I don’t think Russia will need to do anything unless and until one of these newly authorized weapons does real damage in Russia. Failed attempts work to Russia’s advantage even if they are nervous-making. But if the West were to land a blow, Russia’s best move, despite the gratification of making a tit-for-tat response and hitting a NATO target, would be to greatly accelerate its destruction of the Ukraine electrical system. Russia probably by now has several variants worked out. Destroying more of the grid now would of course make a lot of military operations more difficult, and would increase the movement of refugees into Europe, which would in particular not make Polish citizens very happy.

Needless to say, at this point, all we can do is speculate about yet another dangerous escalation that (assuming no nuclear war) won’t change the outcome of the war. So keep watching what transpires.


1 From the Kremlin website:

With regard to the strikes, frankly, I am not sure what the NATO Secretary General is talking about. When he was the Prime Minister of Norway, we communicated and addressed challenging issues concerning the Barents Sea and other issues, and generally, we were able to come to terms, and I am positive he was not suffering from dementia back then. If he is talking about potentially attacking Russia’s territory with long-range precision weapons, he, as a person who heads a military-political organisation, even though he is a civilian like me, should be aware of the fact that long-range precision weapons cannot be used without space-based reconnaissance.
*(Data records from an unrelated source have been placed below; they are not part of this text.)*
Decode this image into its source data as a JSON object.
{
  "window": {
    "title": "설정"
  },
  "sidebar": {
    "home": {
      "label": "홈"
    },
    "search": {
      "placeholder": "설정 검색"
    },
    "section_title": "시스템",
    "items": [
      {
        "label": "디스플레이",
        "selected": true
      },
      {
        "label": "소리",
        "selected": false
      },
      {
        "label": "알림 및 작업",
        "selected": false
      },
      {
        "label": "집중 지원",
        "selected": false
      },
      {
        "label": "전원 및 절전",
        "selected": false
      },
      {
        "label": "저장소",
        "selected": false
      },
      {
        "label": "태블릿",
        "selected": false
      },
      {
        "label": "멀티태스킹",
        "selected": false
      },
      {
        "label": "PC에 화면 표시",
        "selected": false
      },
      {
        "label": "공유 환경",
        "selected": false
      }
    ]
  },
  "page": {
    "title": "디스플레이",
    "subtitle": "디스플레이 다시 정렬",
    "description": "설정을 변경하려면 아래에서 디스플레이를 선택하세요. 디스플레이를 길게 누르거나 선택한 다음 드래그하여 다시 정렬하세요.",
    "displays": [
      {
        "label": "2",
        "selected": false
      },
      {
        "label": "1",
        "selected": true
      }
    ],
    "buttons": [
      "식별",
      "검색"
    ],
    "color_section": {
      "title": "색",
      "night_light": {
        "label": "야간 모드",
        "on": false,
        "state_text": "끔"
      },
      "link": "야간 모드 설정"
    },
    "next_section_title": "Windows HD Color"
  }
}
This is my first point.

My second point is that the final target selection and what is known as launch mission can only be made by highly skilled specialists who rely on this reconnaissance data, technical reconnaissance data. For some attack systems, such as Storm Shadow, these launch missions can be put in automatically, without the need to use Ukrainian military. Who does it? Those who manufacture and those who allegedly supply these attack systems to Ukraine do. This can and does happen without the participation of the Ukrainian military. Launching other systems, such as ATACMS, for example, also relies on space reconnaissance data, targets are identified and automatically communicated to the relevant crews that may not even realise what exactly they are putting in. A crew, maybe even a Ukrainian crew, then puts in the corresponding launch mission. However, the mission is put together by representatives of NATO countries, not the Ukrainian military.

So, these officials from NATO countries, especially the ones based in Europe, particularly in small European countries, should be fully aware of what is at stake. They should keep in mind that theirs are small and densely populated countries, which is a factor to reckon with before they start talking about striking deep into the Russian territory. It is a serious matter and, without a doubt, we are watching this very carefully.

The focus is on the developments on the outskirts of Kharkov. But they were the ones to provoke those events. I made it clear publicly, I think it was six months ago, that if they continue to target residential neighbourhoods, we will have to create a security area. Not long ago, we started doing what I said back then…..

Are they looking for a global conflict? I think they wanted to agree upon strategic arms, but we do not really see them being really eager to do so. They are talking about it but are not doing much to make it happen. We will wait and see what happens next.

Print Friendly, PDF & Email

Source link


Leave a Reply

Your email address will not be published. Required fields are marked *